South Korea was the leader across the board for this category, with 97 percent of its population experiencing speeds above 4Mbps, 84 percent with speeds of above 10Mbps, and 69 percent with speeds over 15Mbps.
Australia also experienced a longer average load time across its broadband networks -- almost double that of others in the APAC region. Australia stood at 4,128ms, while Hong Kong was at 2,198ms, Japan at 2,146ms, New Zealand recorded 2,466ms, Singapore at 2,182ms, and South Korea at 2,140ms.
Across the Americas, the top two countries were the United States and Canada: The average broadband connection speed in the US was 15.3Mbps, with a peak speed of 67.8Mbps, while Canada recorded an average broadband speed of 14.3Mbps and a peak speed of 59.6Mbps.

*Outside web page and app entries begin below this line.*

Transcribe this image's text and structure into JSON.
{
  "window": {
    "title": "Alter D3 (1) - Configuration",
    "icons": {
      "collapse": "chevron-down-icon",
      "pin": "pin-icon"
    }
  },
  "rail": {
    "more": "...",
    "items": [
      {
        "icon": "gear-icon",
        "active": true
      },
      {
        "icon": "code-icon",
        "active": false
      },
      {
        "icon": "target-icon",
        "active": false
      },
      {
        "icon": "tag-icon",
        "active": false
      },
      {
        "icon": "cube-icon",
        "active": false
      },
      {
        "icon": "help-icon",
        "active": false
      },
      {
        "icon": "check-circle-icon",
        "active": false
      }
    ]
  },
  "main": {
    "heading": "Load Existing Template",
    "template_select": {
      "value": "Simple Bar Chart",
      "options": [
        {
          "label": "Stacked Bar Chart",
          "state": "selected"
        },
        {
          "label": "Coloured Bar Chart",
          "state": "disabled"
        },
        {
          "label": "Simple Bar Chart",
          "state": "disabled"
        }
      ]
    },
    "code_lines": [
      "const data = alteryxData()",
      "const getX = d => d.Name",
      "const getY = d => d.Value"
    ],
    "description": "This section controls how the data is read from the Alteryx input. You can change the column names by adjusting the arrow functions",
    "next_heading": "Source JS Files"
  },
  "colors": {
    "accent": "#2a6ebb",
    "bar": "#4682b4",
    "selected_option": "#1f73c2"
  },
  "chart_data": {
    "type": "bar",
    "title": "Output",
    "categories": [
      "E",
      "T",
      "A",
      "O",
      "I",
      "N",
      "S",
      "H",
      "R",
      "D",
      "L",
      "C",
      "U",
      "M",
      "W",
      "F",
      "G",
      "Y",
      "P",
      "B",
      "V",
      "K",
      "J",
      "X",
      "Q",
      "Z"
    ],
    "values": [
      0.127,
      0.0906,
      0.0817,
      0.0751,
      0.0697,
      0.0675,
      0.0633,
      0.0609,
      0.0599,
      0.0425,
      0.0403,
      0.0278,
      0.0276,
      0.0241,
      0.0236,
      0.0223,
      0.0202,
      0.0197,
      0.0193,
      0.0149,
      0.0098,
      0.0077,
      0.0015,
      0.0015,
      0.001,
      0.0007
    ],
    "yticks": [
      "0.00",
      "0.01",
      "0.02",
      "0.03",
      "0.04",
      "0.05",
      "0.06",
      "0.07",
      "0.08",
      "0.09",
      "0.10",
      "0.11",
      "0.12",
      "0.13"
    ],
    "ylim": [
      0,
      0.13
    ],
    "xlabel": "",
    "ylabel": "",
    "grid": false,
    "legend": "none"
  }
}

The highest average broadband connection speed in the European region was Norway, with a 21.3Mbps average speed, followed by Sweden, on 20.6Mbps. In terms of peak speeds, Romania was highest, at 82.4Mbps, followed by Sweden, on 79.5Mbps.
In the Middle East and Africa, Israel had the highest average broadband speed, at 13.5Mbps, followed by the United Arab Emirates, with 8.8Mbps. The highest peak speed was recorded in Qatar, at 89.2Mbps, followed by Israel, with 65.8Mbps.